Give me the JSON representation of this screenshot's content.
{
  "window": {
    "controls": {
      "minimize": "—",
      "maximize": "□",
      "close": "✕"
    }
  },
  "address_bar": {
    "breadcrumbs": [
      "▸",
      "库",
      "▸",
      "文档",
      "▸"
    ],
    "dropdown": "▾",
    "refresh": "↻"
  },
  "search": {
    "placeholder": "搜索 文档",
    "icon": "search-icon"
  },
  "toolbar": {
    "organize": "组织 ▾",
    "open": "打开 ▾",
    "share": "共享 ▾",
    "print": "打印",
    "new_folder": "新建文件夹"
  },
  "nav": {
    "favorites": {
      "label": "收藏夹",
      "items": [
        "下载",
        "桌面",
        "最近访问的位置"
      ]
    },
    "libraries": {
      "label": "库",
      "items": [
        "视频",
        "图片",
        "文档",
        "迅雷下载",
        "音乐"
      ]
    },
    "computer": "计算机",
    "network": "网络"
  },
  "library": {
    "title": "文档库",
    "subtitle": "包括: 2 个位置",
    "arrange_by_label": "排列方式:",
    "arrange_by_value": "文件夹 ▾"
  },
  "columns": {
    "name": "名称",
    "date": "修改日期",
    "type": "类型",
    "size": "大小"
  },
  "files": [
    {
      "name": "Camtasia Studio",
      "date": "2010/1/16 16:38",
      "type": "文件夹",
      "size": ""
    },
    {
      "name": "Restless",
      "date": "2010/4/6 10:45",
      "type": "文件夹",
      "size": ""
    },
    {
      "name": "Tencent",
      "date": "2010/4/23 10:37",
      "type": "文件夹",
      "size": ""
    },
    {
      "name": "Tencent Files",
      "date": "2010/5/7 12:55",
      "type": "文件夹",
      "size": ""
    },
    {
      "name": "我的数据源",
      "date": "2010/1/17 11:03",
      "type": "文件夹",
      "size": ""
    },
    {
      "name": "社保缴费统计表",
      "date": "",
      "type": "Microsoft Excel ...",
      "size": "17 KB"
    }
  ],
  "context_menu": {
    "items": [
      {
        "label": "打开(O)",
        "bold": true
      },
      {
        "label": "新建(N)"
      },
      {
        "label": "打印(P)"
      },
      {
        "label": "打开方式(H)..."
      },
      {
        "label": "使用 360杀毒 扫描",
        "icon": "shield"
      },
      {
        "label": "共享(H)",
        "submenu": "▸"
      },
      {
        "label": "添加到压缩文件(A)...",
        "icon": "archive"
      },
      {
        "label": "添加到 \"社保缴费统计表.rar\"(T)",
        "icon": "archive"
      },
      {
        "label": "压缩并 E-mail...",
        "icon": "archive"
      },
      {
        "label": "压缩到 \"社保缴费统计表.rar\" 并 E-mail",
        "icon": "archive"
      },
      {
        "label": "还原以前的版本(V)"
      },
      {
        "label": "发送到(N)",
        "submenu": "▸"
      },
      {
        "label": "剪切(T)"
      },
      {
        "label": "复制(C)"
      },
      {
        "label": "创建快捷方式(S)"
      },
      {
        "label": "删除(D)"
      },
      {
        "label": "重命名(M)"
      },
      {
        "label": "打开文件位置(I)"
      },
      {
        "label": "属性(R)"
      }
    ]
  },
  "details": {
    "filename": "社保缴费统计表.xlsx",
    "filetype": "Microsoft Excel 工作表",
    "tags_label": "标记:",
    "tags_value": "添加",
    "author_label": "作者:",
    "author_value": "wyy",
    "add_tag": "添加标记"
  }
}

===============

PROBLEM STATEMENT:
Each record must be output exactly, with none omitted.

TASK SOLUTION:
Give me the JSON representation of this screenshot's content.
{
  "window": {
    "controls": {
      "minimize": "—",
      "maximize": "□",
      "close": "✕"
    }
  },
  "address_bar": {
    "breadcrumbs": [
      "▸",
      "库",
      "▸",
      "文档",
      "▸"
    ],
    "dropdown": "▾",
    "refresh": "↻"
  },
  "search": {
    "placeholder": "搜索 文档",
    "icon": "search-icon"
  },
  "toolbar": {
    "organize": "组织 ▾",
    "open": "打开 ▾",
    "share": "共享 ▾",
    "print": "打印",
    "new_folder": "新建文件夹"
  },
  "nav": {
    "favorites": {
      "label": "收藏夹",
      "items": [
        "下载",
        "桌面",
        "最近访问的位置"
      ]
    },
    "libraries": {
      "label": "库",
      "items": [
        "视频",
        "图片",
        "文档",
        "迅雷下载",
        "音乐"
      ]
    },
    "computer": "计算机",
    "network": "网络"
  },
  "library": {
    "title": "文档库",
    "subtitle": "包括: 2 个位置",
    "arrange_by_label": "排列方式:",
    "arrange_by_value": "文件夹 ▾"
  },
  "columns": {
    "name": "名称",
    "date": "修改日期",
    "type": "类型",
    "size": "大小"
  },
  "files": [
    {
      "name": "Camtasia Studio",
      "date": "2010/1/16 16:38",
      "type": "文件夹",
      "size": ""
    },
    {
      "name": "Restless",
      "date": "2010/4/6 10:45",
      "type": "文件夹",
      "size": ""
    },
    {
      "name": "Tencent",
      "date": "2010/4/23 10:37",
      "type": "文件夹",
      "size": ""
    },
    {
      "name": "Tencent Files",
      "date": "2010/5/7 12:55",
      "type": "文件夹",
      "size": ""
    },
    {
      "name": "我的数据源",
      "date": "2010/1/17 11:03",
      "type": "文件夹",
      "size": ""
    },
    {
      "name": "社保缴费统计表",
      "date": "",
      "type": "Microsoft Excel ...",
      "size": "17 KB"
    }
  ],
  "context_menu": {
    "items": [
      {
        "label": "打开(O)",
        "bold": true
      },
      {
        "label": "新建(N)"
      },
      {
        "label": "打印(P)"
      },
      {
        "label": "打开方式(H)..."
      },
      {
        "label": "使用 360杀毒 扫描",
        "icon": "shield"
      },
      {
        "label": "共享(H)",
        "submenu": "▸"
      },
      {
        "label": "添加到压缩文件(A)...",
        "icon": "archive"
      },
      {
        "label": "添加到 \"社保缴费统计表.rar\"(T)",
        "icon": "archive"
      },
      {
        "label": "压缩并 E-mail...",
        "icon": "archive"
      },
      {
        "label": "压缩到 \"社保缴费统计表.rar\" 并 E-mail",
        "icon": "archive"
      },
      {
        "label": "还原以前的版本(V)"
      },
      {
        "label": "发送到(N)",
        "submenu": "▸"
      },
      {
        "label": "剪切(T)"
      },
      {
        "label": "复制(C)"
      },
      {
        "label": "创建快捷方式(S)"
      },
      {
        "label": "删除(D)"
      },
      {
        "label": "重命名(M)"
      },
      {
        "label": "打开文件位置(I)"
      },
      {
        "label": "属性(R)"
      }
    ]
  },
  "details": {
    "filename": "社保缴费统计表.xlsx",
    "filetype": "Microsoft Excel 工作表",
    "tags_label": "标记:",
    "tags_value": "添加",
    "author_label": "作者:",
    "author_value": "wyy",
    "add_tag": "添加标记"
  }
}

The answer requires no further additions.